At the start of 2021, Colorado wasn’t even on RJ Smith’s radar.
In reality, it’s not like Smith spent the bulk of the COVID-19 lockdown fending off a deluge of Zoom calls from power conference coaches.
Yet as the spring gave way to summer, and collegiate coaches once again could hit the road following the end of the NCAA’s coronavirus travel restrictions, a little more attention started coming Smith’s way. Smith was introduced to Colorado assistant coach Bill Grier, and his journey to Boulder was on its way.
Smith wasn’t, and still isn’t, registering on recruiting sites like 247Sports.com enough to even receive a player ranking. But Grier, and CU head coach Tad Boyle, had seen more than enough to make Smith part of the Buffs’ 2022 recruiting class.
Smith, the unheralded guard out of southern California, and four-star big man Joe Hurlburt out of North Dakota made their commitments official with CU this past week by signing national letters of intent.
“I first started talking to coach Grier and he came to a few of my games in the summer. I kind of got interested from there,” Smith said. “It’s a Pac-12 program, and a chance to play against high-level guys every night. It’s an attractive place to go. It’s a beautiful campus. Coach Boyle is a good coach who believes in me.
“I loved the trip (to Boulder). When I first got there, the view was amazing. It was nothing I’d ever seen before. And I connected with the guys really well. We went to the football game, hung out, and I just knew it was the right place to be.”
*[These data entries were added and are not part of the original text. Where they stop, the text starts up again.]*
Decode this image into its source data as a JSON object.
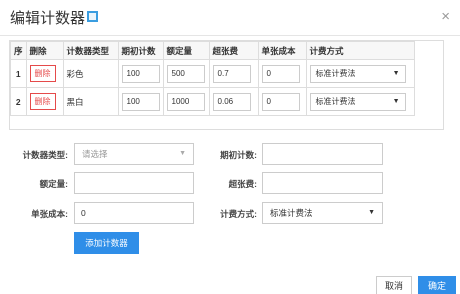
{
  "dialog": {
    "title": "编辑计数器",
    "close": "×"
  },
  "table": {
    "headers": [
      "序",
      "删除",
      "计数器类型",
      "期初计数",
      "额定量",
      "超张费",
      "单张成本",
      "计费方式"
    ],
    "rows": [
      {
        "index": "1",
        "delete": "删除",
        "type": "彩色",
        "initial": "100",
        "quota": "500",
        "overage": "0.7",
        "cost": "0",
        "billing": "标准计费法"
      },
      {
        "index": "2",
        "delete": "删除",
        "type": "黑白",
        "initial": "100",
        "quota": "1000",
        "overage": "0.06",
        "cost": "0",
        "billing": "标准计费法"
      }
    ]
  },
  "form": {
    "type_label": "计数器类型:",
    "type_placeholder": "请选择",
    "initial_label": "期初计数:",
    "initial_value": "",
    "quota_label": "额定量:",
    "quota_value": "",
    "overage_label": "超张费:",
    "overage_value": "",
    "cost_label": "单张成本:",
    "cost_value": "0",
    "billing_label": "计费方式:",
    "billing_value": "标准计费法",
    "add_button": "添加计数器"
  },
  "footer": {
    "cancel": "取消",
    "ok": "确定"
  },
  "icons": {
    "select_arrow": "▼"
  },
  "colors": {
    "primary": "#2f8ee8",
    "danger": "#e54a4a"
  }
}
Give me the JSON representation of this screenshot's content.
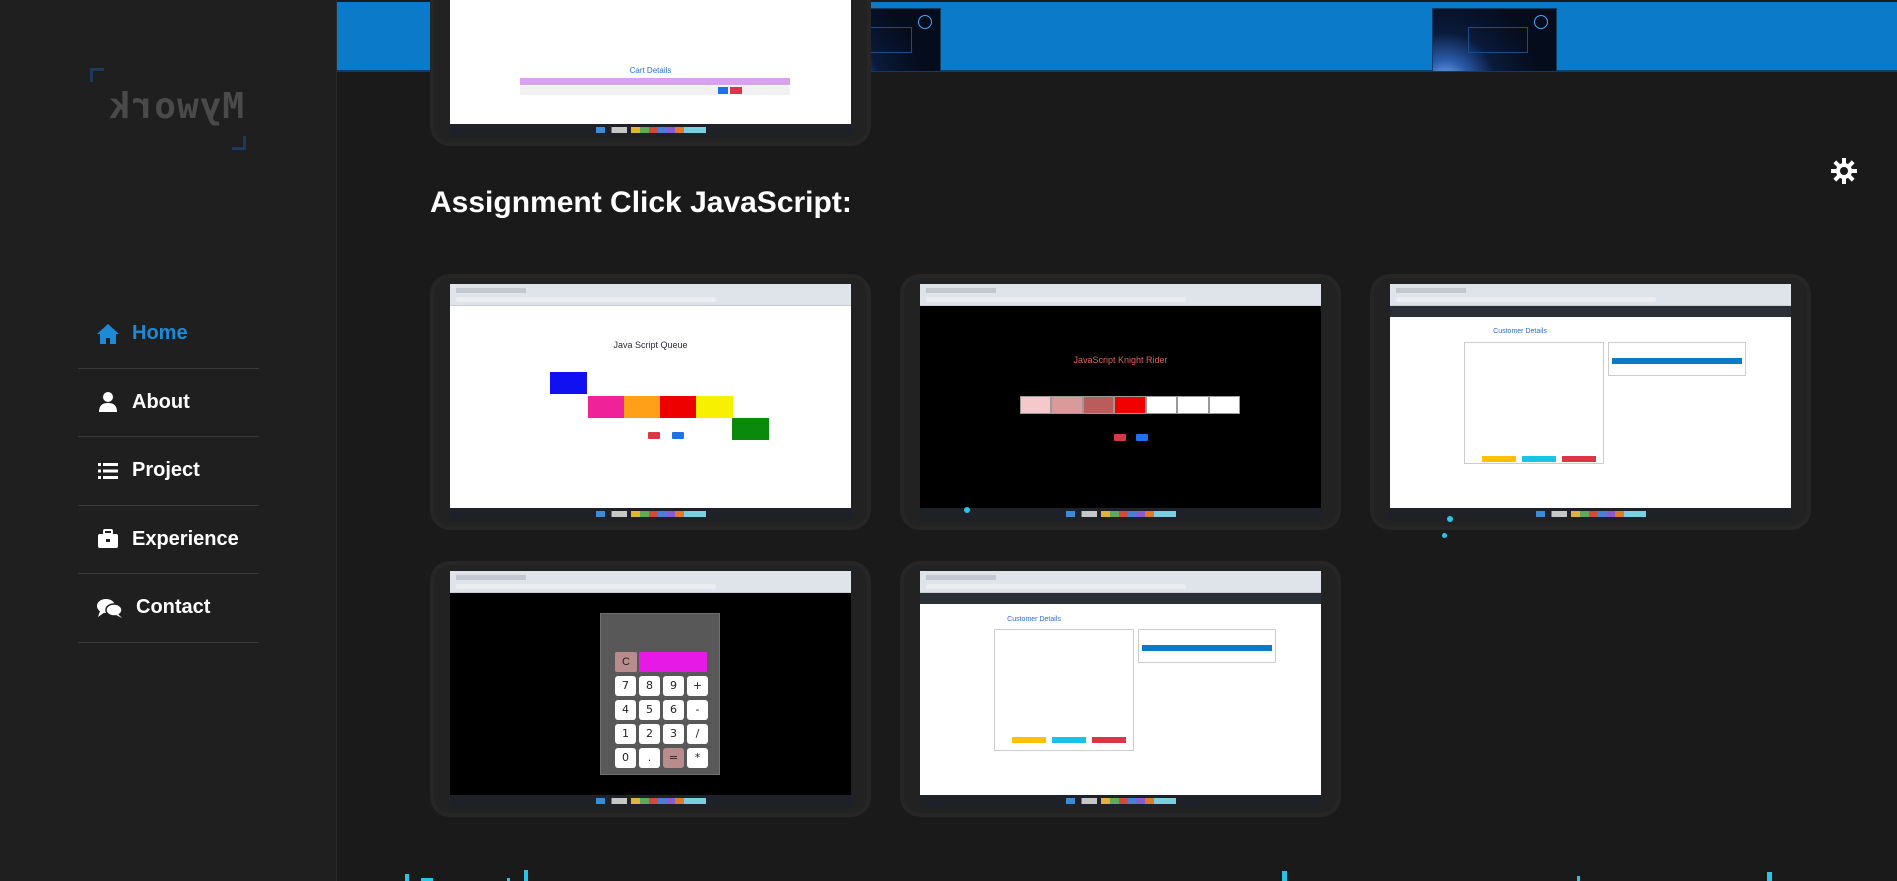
{
  "sidebar": {
    "logo_text": "Mywork",
    "items": [
      {
        "label": "Home",
        "icon": "home-icon",
        "active": true
      },
      {
        "label": "About",
        "icon": "user-icon",
        "active": false
      },
      {
        "label": "Project",
        "icon": "list-icon",
        "active": false
      },
      {
        "label": "Experience",
        "icon": "briefcase-icon",
        "active": false
      },
      {
        "label": "Contact",
        "icon": "comments-icon",
        "active": false
      }
    ]
  },
  "header": {
    "accent": "#0b7ac9"
  },
  "main": {
    "section_title": "Assignment Click JavaScript:",
    "top_card_label": "Cart Details",
    "cards": [
      {
        "name": "javascript-queue-card",
        "title": "Java Script Queue"
      },
      {
        "name": "knight-rider-card",
        "title": "JavaScript Knight Rider"
      },
      {
        "name": "customer-details-card-1",
        "title": "Customer Details"
      },
      {
        "name": "calculator-card",
        "title": "Calculator"
      },
      {
        "name": "customer-details-card-2",
        "title": "Customer Details"
      }
    ]
  },
  "colors": {
    "background": "#1a1a1a",
    "active_nav": "#1e8ad6",
    "accent_dot": "#29c5e6"
  }
}
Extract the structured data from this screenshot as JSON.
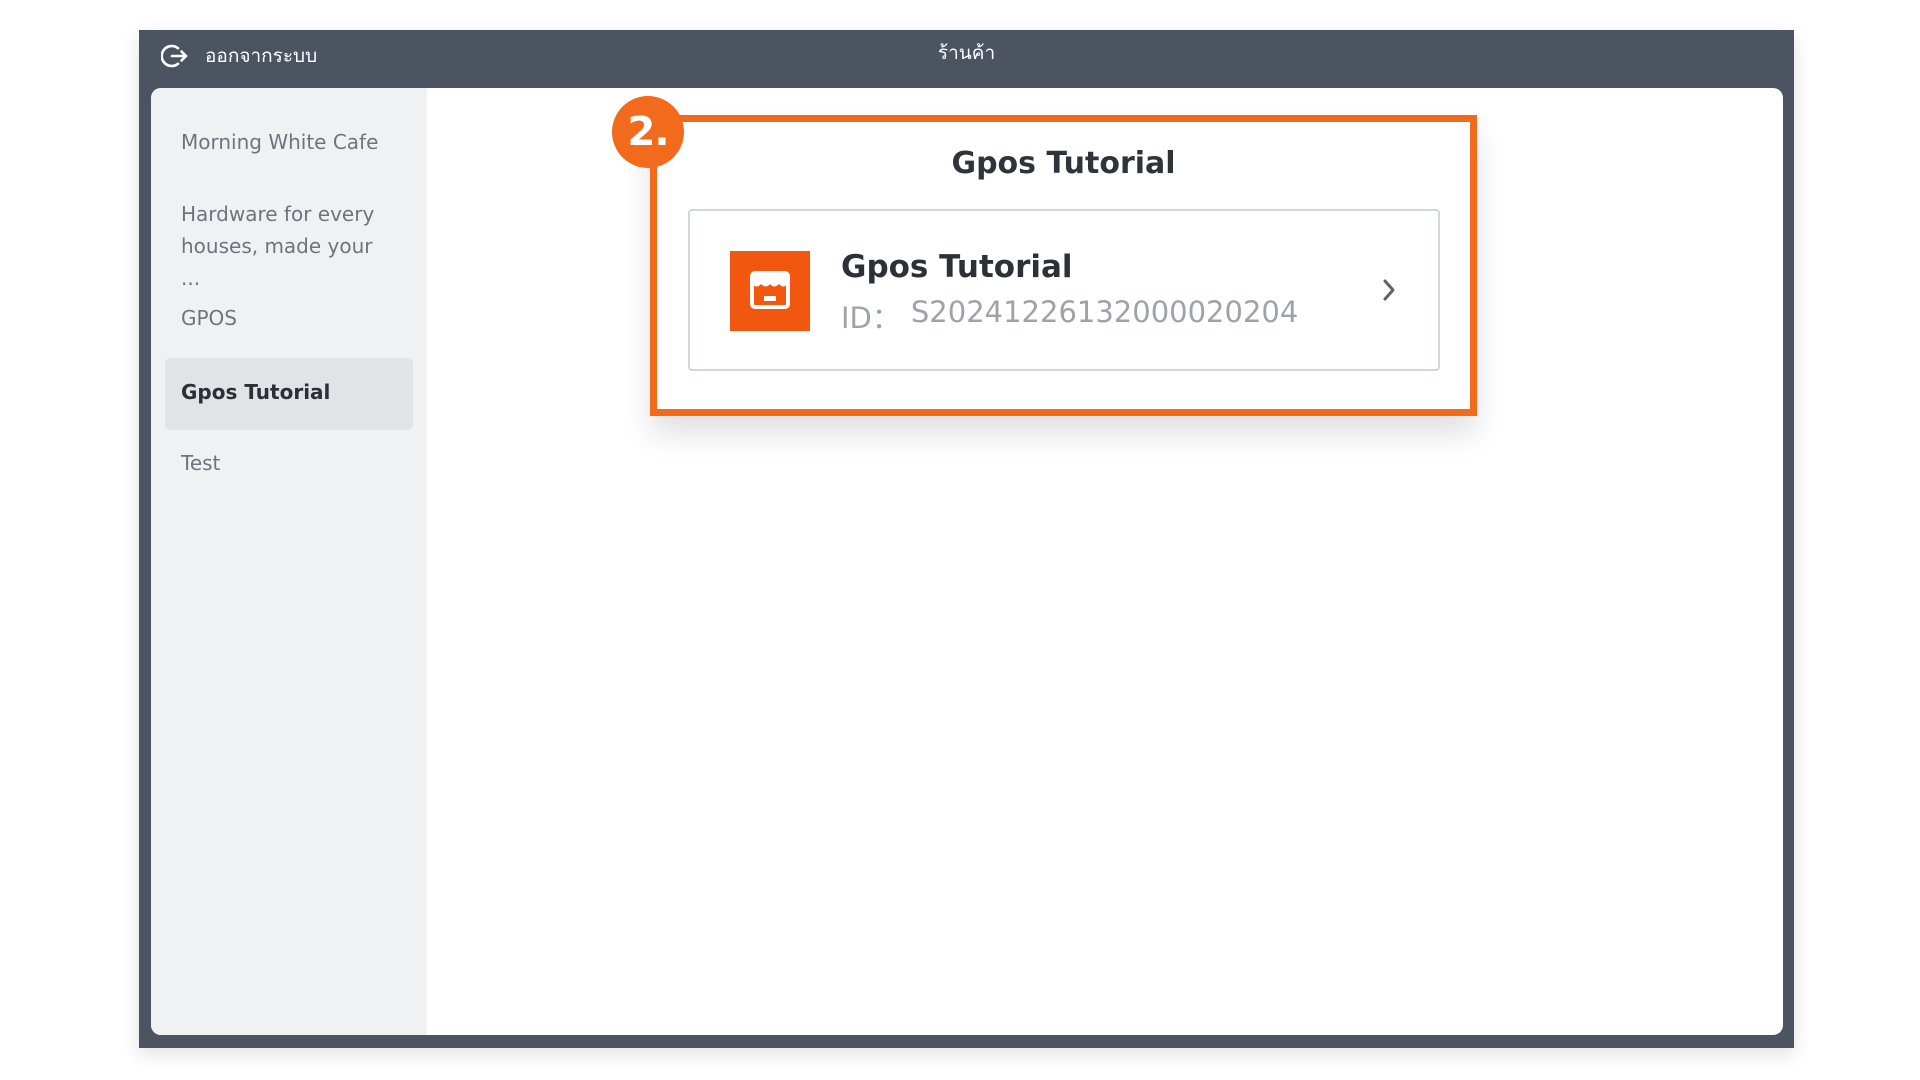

As a somewhat overlooked 6-foot-4 guard, the Buffs’ track record of developing talent under Boyle caught Smith’s attention. George King was in that boat, and he ultimately was a second-round pick in the 2018 NBA draft. Same with current starting guard Elijah Parquet, who landed on the Pac-12 All-Defense team last year and is an early candidate this season for the league’s Defensive Player of the Year award.
“It’s definitely a process,” Smith said. “Guys like McKinley Wright, in four years he had to trust the process with coach Boyle. They developed him to be a great player, and now he’s in the league. And I know they can do the same thing for me and I believe I can make it to the next level.”
Like most coaches, Boyle doesn’t get enamored with rankings while working the recruiting trail. And certainly not every gamble on eventual player development works as well as it did with King and Parquet. But in Smith, Boyle and his staff see the sort of versatile, all-around traits in a combo guard that generally have thrived in CU’s system.
“RJ was a name on our list. I got out to see him in June and July, and every time I saw him I liked him more and more,” Boyle said. “He’s not a guy who’s going to jump off the page at you with his quickness. He’s got good size but not exceptional size. He’s just good at everything. He’s a good rebounding guard. He can defend. He can shoot it. He can handle it. He’s one of those guys where you felt like his upside is there. You know he’s going to get better, because he’s got a good work ethic and he loves the game.”